# What you will do
All entries below are to be reproduced exactly.

# Listed records
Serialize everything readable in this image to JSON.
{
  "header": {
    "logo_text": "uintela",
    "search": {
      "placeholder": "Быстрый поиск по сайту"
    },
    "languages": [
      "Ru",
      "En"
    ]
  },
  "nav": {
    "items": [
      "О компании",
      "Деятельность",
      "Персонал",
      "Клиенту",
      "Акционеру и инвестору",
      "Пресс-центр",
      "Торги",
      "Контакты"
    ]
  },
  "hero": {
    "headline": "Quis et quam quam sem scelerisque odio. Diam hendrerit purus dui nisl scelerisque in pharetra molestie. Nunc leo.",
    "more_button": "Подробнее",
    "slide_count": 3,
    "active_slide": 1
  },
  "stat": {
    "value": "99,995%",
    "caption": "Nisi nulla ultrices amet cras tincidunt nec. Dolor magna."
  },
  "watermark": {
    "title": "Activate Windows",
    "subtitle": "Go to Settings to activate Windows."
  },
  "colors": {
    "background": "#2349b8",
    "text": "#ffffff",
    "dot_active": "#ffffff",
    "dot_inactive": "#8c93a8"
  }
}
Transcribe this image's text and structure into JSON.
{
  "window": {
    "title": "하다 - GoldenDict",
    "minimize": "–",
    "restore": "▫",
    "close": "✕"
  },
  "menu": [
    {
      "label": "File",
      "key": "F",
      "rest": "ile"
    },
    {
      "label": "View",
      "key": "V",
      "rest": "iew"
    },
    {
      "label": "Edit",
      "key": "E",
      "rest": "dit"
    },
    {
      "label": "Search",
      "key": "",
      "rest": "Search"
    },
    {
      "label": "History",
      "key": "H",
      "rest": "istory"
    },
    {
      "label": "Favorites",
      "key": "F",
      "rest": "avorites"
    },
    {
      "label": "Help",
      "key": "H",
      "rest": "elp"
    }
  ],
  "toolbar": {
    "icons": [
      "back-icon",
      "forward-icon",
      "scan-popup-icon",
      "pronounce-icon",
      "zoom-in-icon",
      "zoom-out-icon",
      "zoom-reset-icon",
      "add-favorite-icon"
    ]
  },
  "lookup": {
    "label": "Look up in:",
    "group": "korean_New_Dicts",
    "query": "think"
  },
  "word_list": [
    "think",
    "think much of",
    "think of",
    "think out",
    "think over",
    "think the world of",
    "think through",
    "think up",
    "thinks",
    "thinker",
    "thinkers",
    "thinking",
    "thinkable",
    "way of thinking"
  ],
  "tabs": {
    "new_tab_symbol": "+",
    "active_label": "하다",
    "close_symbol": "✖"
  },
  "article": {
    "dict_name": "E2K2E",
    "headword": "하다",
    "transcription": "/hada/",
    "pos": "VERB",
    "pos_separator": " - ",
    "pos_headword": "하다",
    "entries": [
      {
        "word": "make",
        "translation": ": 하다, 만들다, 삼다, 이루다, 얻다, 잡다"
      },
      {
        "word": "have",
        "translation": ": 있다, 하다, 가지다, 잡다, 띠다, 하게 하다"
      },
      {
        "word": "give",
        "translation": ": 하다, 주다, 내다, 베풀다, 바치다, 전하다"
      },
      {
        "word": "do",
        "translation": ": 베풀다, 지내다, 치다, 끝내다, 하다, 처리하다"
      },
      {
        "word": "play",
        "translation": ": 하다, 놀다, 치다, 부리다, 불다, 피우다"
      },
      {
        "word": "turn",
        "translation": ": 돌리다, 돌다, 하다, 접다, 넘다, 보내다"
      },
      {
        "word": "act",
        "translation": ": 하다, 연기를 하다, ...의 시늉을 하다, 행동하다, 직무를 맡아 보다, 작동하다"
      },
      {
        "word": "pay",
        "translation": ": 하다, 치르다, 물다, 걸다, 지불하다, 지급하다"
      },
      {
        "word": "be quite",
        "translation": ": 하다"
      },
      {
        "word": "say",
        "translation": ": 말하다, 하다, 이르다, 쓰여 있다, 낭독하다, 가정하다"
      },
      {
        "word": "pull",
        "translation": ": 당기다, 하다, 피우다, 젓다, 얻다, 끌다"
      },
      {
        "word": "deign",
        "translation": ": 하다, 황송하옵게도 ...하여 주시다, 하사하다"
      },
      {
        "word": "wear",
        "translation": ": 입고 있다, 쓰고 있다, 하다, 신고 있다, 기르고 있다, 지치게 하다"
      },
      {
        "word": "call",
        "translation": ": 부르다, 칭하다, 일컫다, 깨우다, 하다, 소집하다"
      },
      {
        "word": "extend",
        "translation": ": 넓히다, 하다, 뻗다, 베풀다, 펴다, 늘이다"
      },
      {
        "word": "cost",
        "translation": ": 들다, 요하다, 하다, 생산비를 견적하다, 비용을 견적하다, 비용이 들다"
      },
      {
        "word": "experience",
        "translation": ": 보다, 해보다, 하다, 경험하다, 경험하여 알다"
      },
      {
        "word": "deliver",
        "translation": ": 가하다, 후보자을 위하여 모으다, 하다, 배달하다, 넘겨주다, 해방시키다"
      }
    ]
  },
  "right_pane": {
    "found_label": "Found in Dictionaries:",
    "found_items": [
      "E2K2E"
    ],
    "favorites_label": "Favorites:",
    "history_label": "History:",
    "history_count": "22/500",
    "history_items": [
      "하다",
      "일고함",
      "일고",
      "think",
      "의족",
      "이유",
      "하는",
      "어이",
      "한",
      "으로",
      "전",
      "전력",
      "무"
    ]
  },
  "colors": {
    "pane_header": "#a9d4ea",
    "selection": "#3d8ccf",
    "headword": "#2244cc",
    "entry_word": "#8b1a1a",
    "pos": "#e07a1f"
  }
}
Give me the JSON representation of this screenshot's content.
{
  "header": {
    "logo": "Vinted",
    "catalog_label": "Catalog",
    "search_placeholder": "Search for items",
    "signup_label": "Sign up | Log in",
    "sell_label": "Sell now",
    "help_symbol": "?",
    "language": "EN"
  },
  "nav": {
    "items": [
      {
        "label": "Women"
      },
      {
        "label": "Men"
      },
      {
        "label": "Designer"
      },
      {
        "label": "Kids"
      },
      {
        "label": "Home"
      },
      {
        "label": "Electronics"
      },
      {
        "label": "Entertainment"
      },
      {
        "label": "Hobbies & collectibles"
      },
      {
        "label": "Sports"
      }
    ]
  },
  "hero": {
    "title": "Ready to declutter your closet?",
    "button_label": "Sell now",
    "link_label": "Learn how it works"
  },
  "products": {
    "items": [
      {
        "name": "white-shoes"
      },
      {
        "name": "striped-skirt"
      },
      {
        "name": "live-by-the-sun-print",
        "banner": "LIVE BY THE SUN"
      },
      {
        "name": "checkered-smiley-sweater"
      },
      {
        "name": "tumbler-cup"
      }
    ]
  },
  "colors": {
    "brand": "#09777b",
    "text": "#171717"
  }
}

# Task solution
Serialize everything readable in this image to JSON.
{
  "header": {
    "logo_text": "uintela",
    "search": {
      "placeholder": "Быстрый поиск по сайту"
    },
    "languages": [
      "Ru",
      "En"
    ]
  },
  "nav": {
    "items": [
      "О компании",
      "Деятельность",
      "Персонал",
      "Клиенту",
      "Акционеру и инвестору",
      "Пресс-центр",
      "Торги",
      "Контакты"
    ]
  },
  "hero": {
    "headline": "Quis et quam quam sem scelerisque odio. Diam hendrerit purus dui nisl scelerisque in pharetra molestie. Nunc leo.",
    "more_button": "Подробнее",
    "slide_count": 3,
    "active_slide": 1
  },
  "stat": {
    "value": "99,995%",
    "caption": "Nisi nulla ultrices amet cras tincidunt nec. Dolor magna."
  },
  "watermark": {
    "title": "Activate Windows",
    "subtitle": "Go to Settings to activate Windows."
  },
  "colors": {
    "background": "#2349b8",
    "text": "#ffffff",
    "dot_active": "#ffffff",
    "dot_inactive": "#8c93a8"
  }
}
Transcribe this image's text and structure into JSON.
{
  "window": {
    "title": "하다 - GoldenDict",
    "minimize": "–",
    "restore": "▫",
    "close": "✕"
  },
  "menu": [
    {
      "label": "File",
      "key": "F",
      "rest": "ile"
    },
    {
      "label": "View",
      "key": "V",
      "rest": "iew"
    },
    {
      "label": "Edit",
      "key": "E",
      "rest": "dit"
    },
    {
      "label": "Search",
      "key": "",
      "rest": "Search"
    },
    {
      "label": "History",
      "key": "H",
      "rest": "istory"
    },
    {
      "label": "Favorites",
      "key": "F",
      "rest": "avorites"
    },
    {
      "label": "Help",
      "key": "H",
      "rest": "elp"
    }
  ],
  "toolbar": {
    "icons": [
      "back-icon",
      "forward-icon",
      "scan-popup-icon",
      "pronounce-icon",
      "zoom-in-icon",
      "zoom-out-icon",
      "zoom-reset-icon",
      "add-favorite-icon"
    ]
  },
  "lookup": {
    "label": "Look up in:",
    "group": "korean_New_Dicts",
    "query": "think"
  },
  "word_list": [
    "think",
    "think much of",
    "think of",
    "think out",
    "think over",
    "think the world of",
    "think through",
    "think up",
    "thinks",
    "thinker",
    "thinkers",
    "thinking",
    "thinkable",
    "way of thinking"
  ],
  "tabs": {
    "new_tab_symbol": "+",
    "active_label": "하다",
    "close_symbol": "✖"
  },
  "article": {
    "dict_name": "E2K2E",
    "headword": "하다",
    "transcription": "/hada/",
    "pos": "VERB",
    "pos_separator": " - ",
    "pos_headword": "하다",
    "entries": [
      {
        "word": "make",
        "translation": ": 하다, 만들다, 삼다, 이루다, 얻다, 잡다"
      },
      {
        "word": "have",
        "translation": ": 있다, 하다, 가지다, 잡다, 띠다, 하게 하다"
      },
      {
        "word": "give",
        "translation": ": 하다, 주다, 내다, 베풀다, 바치다, 전하다"
      },
      {
        "word": "do",
        "translation": ": 베풀다, 지내다, 치다, 끝내다, 하다, 처리하다"
      },
      {
        "word": "play",
        "translation": ": 하다, 놀다, 치다, 부리다, 불다, 피우다"
      },
      {
        "word": "turn",
        "translation": ": 돌리다, 돌다, 하다, 접다, 넘다, 보내다"
      },
      {
        "word": "act",
        "translation": ": 하다, 연기를 하다, ...의 시늉을 하다, 행동하다, 직무를 맡아 보다, 작동하다"
      },
      {
        "word": "pay",
        "translation": ": 하다, 치르다, 물다, 걸다, 지불하다, 지급하다"
      },
      {
        "word": "be quite",
        "translation": ": 하다"
      },
      {
        "word": "say",
        "translation": ": 말하다, 하다, 이르다, 쓰여 있다, 낭독하다, 가정하다"
      },
      {
        "word": "pull",
        "translation": ": 당기다, 하다, 피우다, 젓다, 얻다, 끌다"
      },
      {
        "word": "deign",
        "translation": ": 하다, 황송하옵게도 ...하여 주시다, 하사하다"
      },
      {
        "word": "wear",
        "translation": ": 입고 있다, 쓰고 있다, 하다, 신고 있다, 기르고 있다, 지치게 하다"
      },
      {
        "word": "call",
        "translation": ": 부르다, 칭하다, 일컫다, 깨우다, 하다, 소집하다"
      },
      {
        "word": "extend",
        "translation": ": 넓히다, 하다, 뻗다, 베풀다, 펴다, 늘이다"
      },
      {
        "word": "cost",
        "translation": ": 들다, 요하다, 하다, 생산비를 견적하다, 비용을 견적하다, 비용이 들다"
      },
      {
        "word": "experience",
        "translation": ": 보다, 해보다, 하다, 경험하다, 경험하여 알다"
      },
      {
        "word": "deliver",
        "translation": ": 가하다, 후보자을 위하여 모으다, 하다, 배달하다, 넘겨주다, 해방시키다"
      }
    ]
  },
  "right_pane": {
    "found_label": "Found in Dictionaries:",
    "found_items": [
      "E2K2E"
    ],
    "favorites_label": "Favorites:",
    "history_label": "History:",
    "history_count": "22/500",
    "history_items": [
      "하다",
      "일고함",
      "일고",
      "think",
      "의족",
      "이유",
      "하는",
      "어이",
      "한",
      "으로",
      "전",
      "전력",
      "무"
    ]
  },
  "colors": {
    "pane_header": "#a9d4ea",
    "selection": "#3d8ccf",
    "headword": "#2244cc",
    "entry_word": "#8b1a1a",
    "pos": "#e07a1f"
  }
}
Give me the JSON representation of this screenshot's content.
{
  "header": {
    "logo": "Vinted",
    "catalog_label": "Catalog",
    "search_placeholder": "Search for items",
    "signup_label": "Sign up | Log in",
    "sell_label": "Sell now",
    "help_symbol": "?",
    "language": "EN"
  },
  "nav": {
    "items": [
      {
        "label": "Women"
      },
      {
        "label": "Men"
      },
      {
        "label": "Designer"
      },
      {
        "label": "Kids"
      },
      {
        "label": "Home"
      },
      {
        "label": "Electronics"
      },
      {
        "label": "Entertainment"
      },
      {
        "label": "Hobbies & collectibles"
      },
      {
        "label": "Sports"
      }
    ]
  },
  "hero": {
    "title": "Ready to declutter your closet?",
    "button_label": "Sell now",
    "link_label": "Learn how it works"
  },
  "products": {
    "items": [
      {
        "name": "white-shoes"
      },
      {
        "name": "striped-skirt"
      },
      {
        "name": "live-by-the-sun-print",
        "banner": "LIVE BY THE SUN"
      },
      {
        "name": "checkered-smiley-sweater"
      },
      {
        "name": "tumbler-cup"
      }
    ]
  },
  "colors": {
    "brand": "#09777b",
    "text": "#171717"
  }
}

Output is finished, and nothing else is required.